by Regina Kenney
Mid-way through my fourth Haruki Murakami book, Kafka On The Shore, and I have noticed something…
Though you could not pin Murakami to one literature genre (Norweigan Wood is a sad, realistic tale about suicide, Hard-Boiled Wonderland at the End of The World is a bizarre , borderline sci-fi and The Wind-Up Bird Chronicle is a surreal masterpiece) you do see many patterns in Murakami’s main characters.
This is a working list, but here are three that I have so-far noticed:
- They love regimented exercise (20 push-ups a day, and only 20)
- They love Doystvoyesky. (“Ever read The Brothers Karamazov?” I asked.)
- They love pasta.
You’d be hard pressed to find a Murakami book that didn’t have the main character consuming copious amounts of pasta.
In honor of World Pasta Day, here are quotes from Literature’s number one pasta fan:
“Thinking about spaghetti that boils eternally but is never done is a sad, sad thing.”
“When the phone rang I was in the kitchen, boiling a potful of spaghetti and whistling along with an FM broadcast of the overture to Rossini’s ‘The Thieving Magpie,’ which has to be the perfect music for cooking pasta.”
― The Wind-Up Bird Chronicle
“Before I was married, I cooked spaghetti just for myself. It’s a very lonely task, to cook spaghetti for yourself. So I think it’s kind of natural that you think about loneliness when you cook spaghetti for yourself. You know, when you’re making a sandwich for yourself you don’t think about loneliness so much. But when you cook spaghetti, it’s different.”
“A book is good for killing time when you’re cooking spaghetti. Takes only one hand, get it?”
-Wind/Pinball: Two Novels

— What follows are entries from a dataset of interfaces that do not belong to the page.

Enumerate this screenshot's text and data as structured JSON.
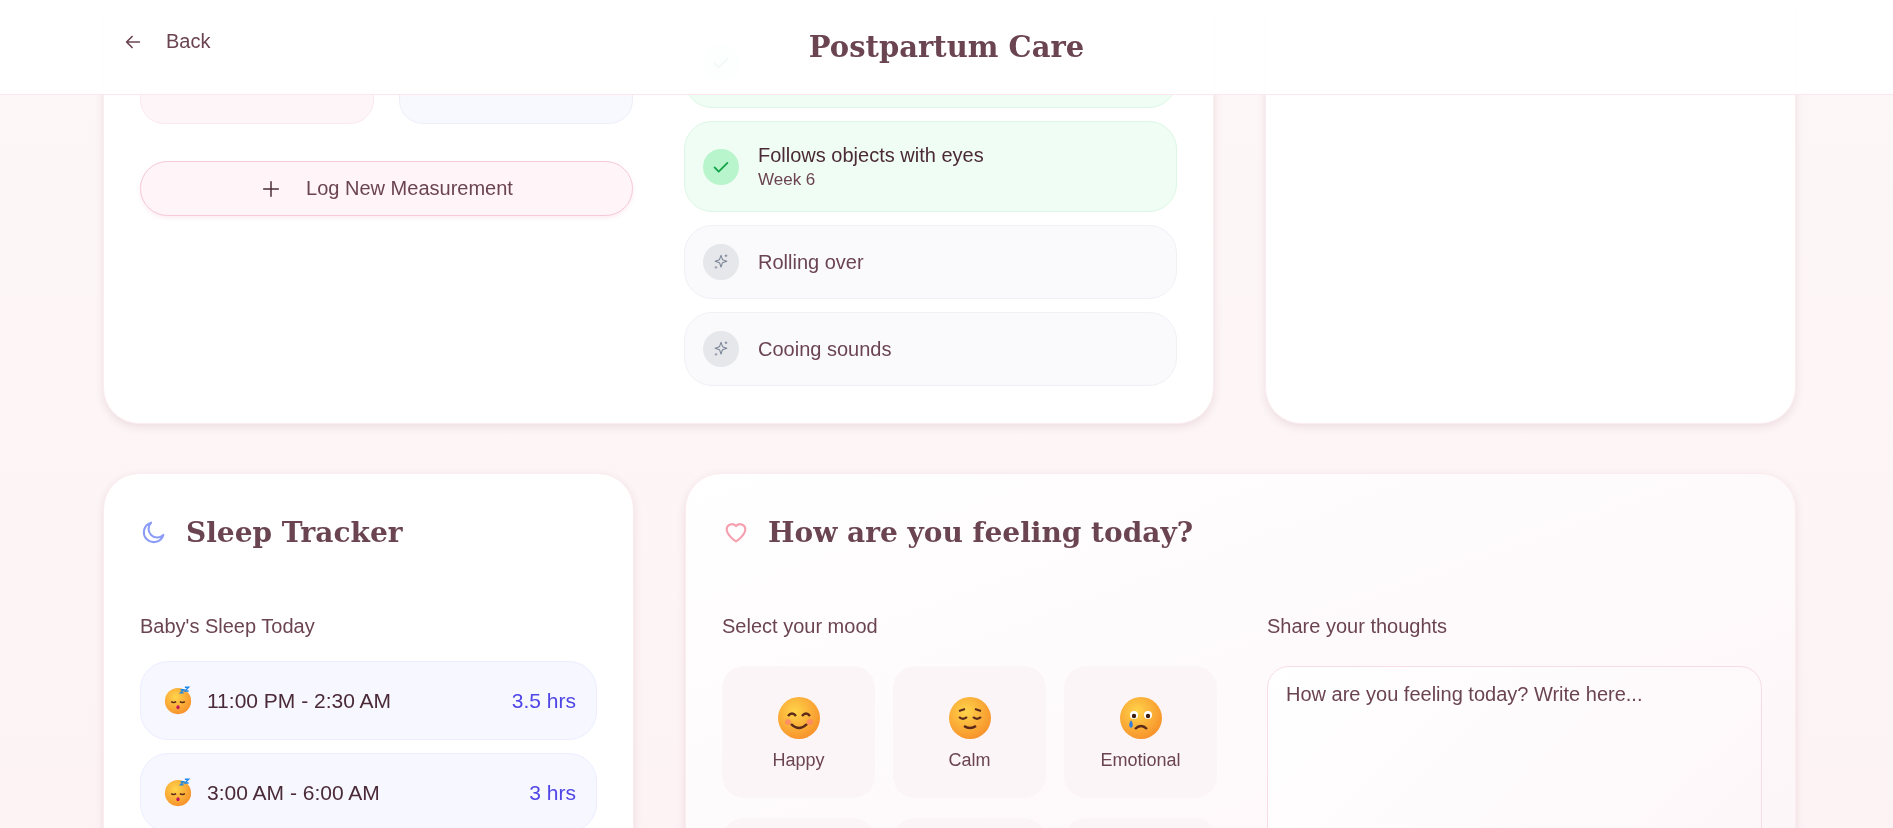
{
  "header": {
    "back_label": "Back",
    "title": "Postpartum Care"
  },
  "growth": {
    "log_button": "Log New Measurement"
  },
  "milestones": [
    {
      "achieved": true
    },
    {
      "title": "Follows objects with eyes",
      "week": "Week 6",
      "achieved": true
    },
    {
      "title": "Rolling over",
      "achieved": false
    },
    {
      "title": "Cooing sounds",
      "achieved": false
    }
  ],
  "sleep_tracker": {
    "title": "Sleep Tracker",
    "subtitle": "Baby's Sleep Today",
    "entries": [
      {
        "time": "11:00 PM - 2:30 AM",
        "duration": "3.5 hrs"
      },
      {
        "time": "3:00 AM - 6:00 AM",
        "duration": "3 hrs"
      }
    ]
  },
  "mood": {
    "title": "How are you feeling today?",
    "select_label": "Select your mood",
    "options": [
      {
        "label": "Happy",
        "kind": "happy",
        "selected": false
      },
      {
        "label": "Calm",
        "kind": "calm",
        "selected": false
      },
      {
        "label": "Emotional",
        "kind": "emotional",
        "selected": false
      }
    ],
    "thoughts_label": "Share your thoughts",
    "thoughts": {
      "placeholder": "How are you feeling today? Write here..."
    }
  }
}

“Like a lonely, jilted girl throwing old love letters into the fireplace, I tossed one handful of spaghetti after another into the pot.”
“Maybe the world has two different types of people, and for one kind the world is this completely logical, rice pudding place, and for the other it’s all hit-or-miss macaroni gratin”
— The Wind-Up Bird Chronicle
“I decided to make spaghetti for lunch again. Not that I was the least bit hungry. But I couldn’t just go on sitting on the sofa, waiting for the phone to ring. I had to move my body, to begin working toward some goal. I put water in a pot, turned on the gas, and until it boiled I would make tomato sauce while listening to an FM broadcast. The radio was playing an unaccompanied violin sonata by Bach. The performance itself was excellent, but there was something annoying about it. I didn’t know whether this was the fault of the violinist or of my own present state of mind, but I turned off the music and went on cooking in silence. I heated the olive oil, put garlic in the pan, and added minced onions. When these began to brown, I added the tomatoes that I had chopped and strained. It was good to be cutting things and frying things like this. It gave me a sense of accomplishment that I could feel in my hands. I liked the sounds and the smells.”
― The Wind-Up Bird Chronicle